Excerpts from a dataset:
::::::::
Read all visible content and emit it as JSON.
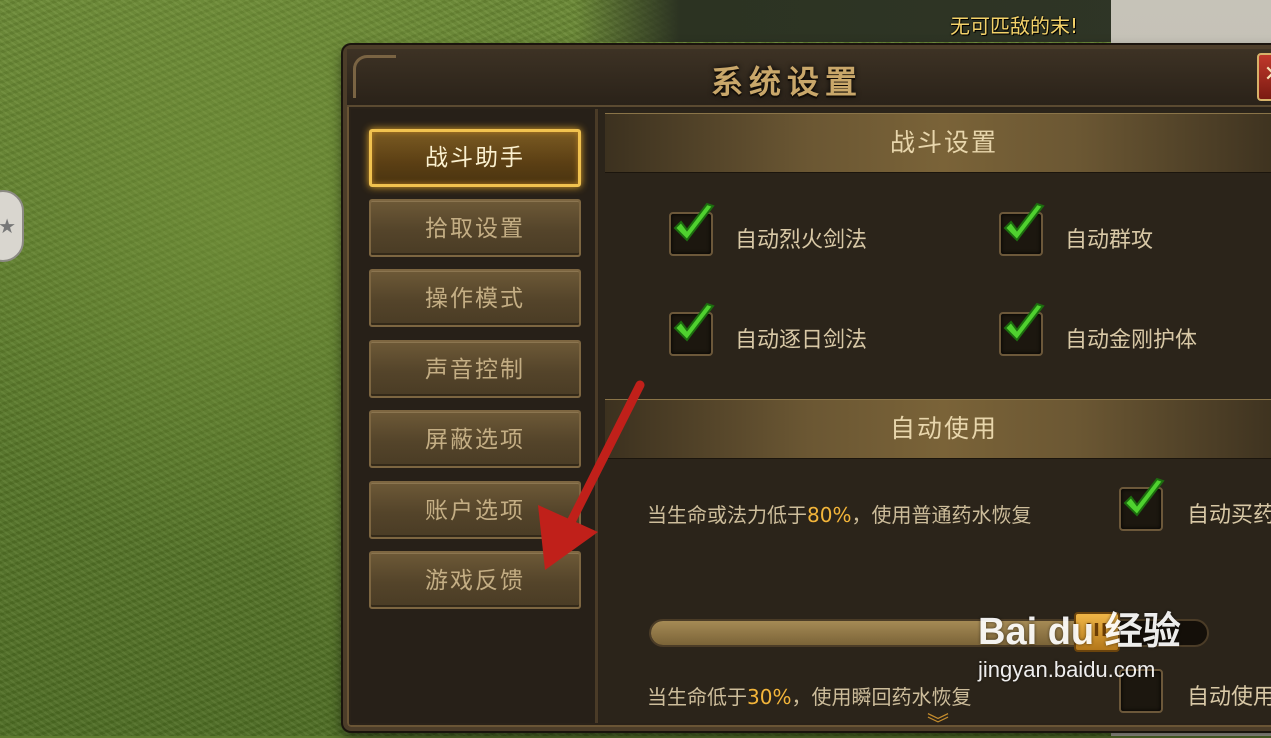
{
  "broadcast": "无可匹敌的末!",
  "dialog": {
    "title": "系统设置",
    "close_label": "✕"
  },
  "sidebar": {
    "items": [
      {
        "label": "战斗助手",
        "active": true
      },
      {
        "label": "拾取设置",
        "active": false
      },
      {
        "label": "操作模式",
        "active": false
      },
      {
        "label": "声音控制",
        "active": false
      },
      {
        "label": "屏蔽选项",
        "active": false
      },
      {
        "label": "账户选项",
        "active": false
      },
      {
        "label": "游戏反馈",
        "active": false
      }
    ]
  },
  "battle": {
    "header": "战斗设置",
    "options": [
      {
        "label": "自动烈火剑法",
        "checked": true
      },
      {
        "label": "自动群攻",
        "checked": true
      },
      {
        "label": "自动逐日剑法",
        "checked": true
      },
      {
        "label": "自动金刚护体",
        "checked": true
      }
    ]
  },
  "auto_use": {
    "header": "自动使用",
    "hp_mp_text_pre": "当生命或法力低于",
    "hp_mp_pct": "80%",
    "hp_mp_text_post": "，使用普通药水恢复",
    "auto_buy_label": "自动买药",
    "auto_buy_checked": true,
    "slider_value": 0.8,
    "slider_thumb_label": "III",
    "hp_text_pre": "当生命低于",
    "hp_pct": "30%",
    "hp_text_post": "，使用瞬回药水恢复",
    "auto_use_label": "自动使用",
    "auto_use_checked": false,
    "scroll_more": "︾"
  },
  "watermark": {
    "logo": "Bai du 经验",
    "url": "jingyan.baidu.com"
  },
  "colors": {
    "accent_gold": "#f1c24f",
    "pct_orange": "#f3b53a",
    "check_green": "#4fd12f",
    "annotation_arrow": "#c0201a"
  }
}
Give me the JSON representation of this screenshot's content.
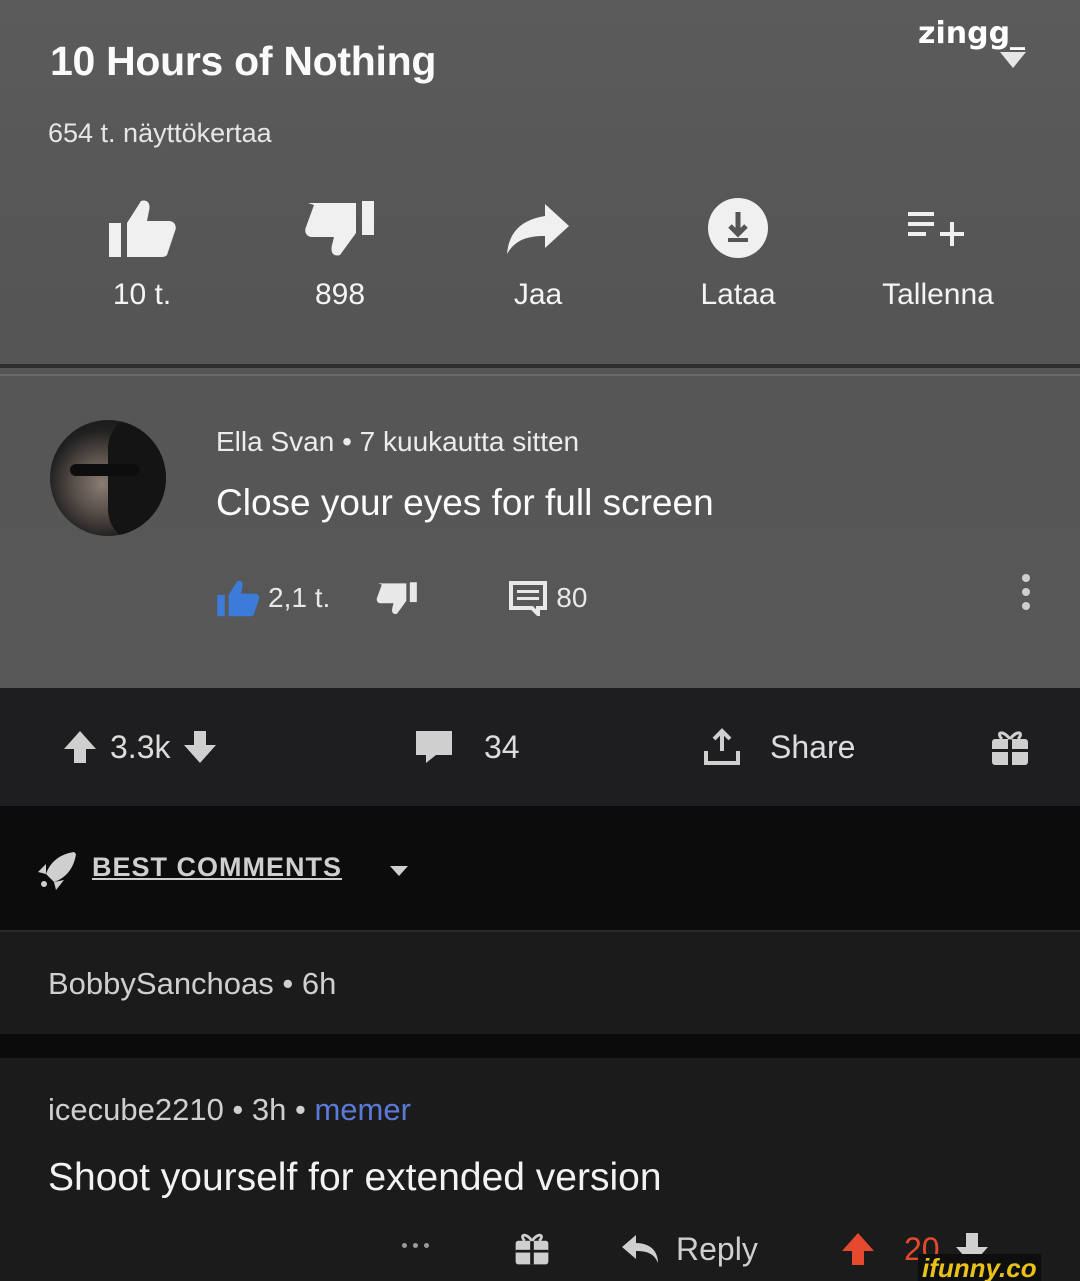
{
  "youtube": {
    "title": "10 Hours of Nothing",
    "views": "654 t. näyttökertaa",
    "watermark": "zingg_",
    "actions": [
      {
        "icon": "thumbs-up-icon",
        "label": "10 t."
      },
      {
        "icon": "thumbs-down-icon",
        "label": "898"
      },
      {
        "icon": "share-arrow-icon",
        "label": "Jaa"
      },
      {
        "icon": "download-icon",
        "label": "Lataa"
      },
      {
        "icon": "add-to-playlist-icon",
        "label": "Tallenna"
      }
    ],
    "comment": {
      "author_meta": "Ella Svan • 7 kuukautta sitten",
      "text": "Close your eyes for full screen",
      "likes": "2,1 t.",
      "replies": "80",
      "like_color": "#3d7bd8"
    }
  },
  "post_bar": {
    "upvotes": "3.3k",
    "comments": "34",
    "share_label": "Share"
  },
  "best_comments_label": "BEST COMMENTS",
  "comments": [
    {
      "meta": "BobbySanchoas • 6h"
    },
    {
      "author_meta": "icecube2210 • 3h • ",
      "badge": "memer",
      "text": "Shoot yourself for extended version",
      "reply_label": "Reply",
      "score": "20",
      "score_color": "#e64a2e"
    }
  ],
  "badge_color": "#5b7ad8",
  "site_watermark": "ifunny.co"
}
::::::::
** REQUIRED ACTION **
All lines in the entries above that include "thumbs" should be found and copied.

** COMPLETED EXERCISE **
        "icon": "thumbs-up-icon",
        "icon": "thumbs-down-icon",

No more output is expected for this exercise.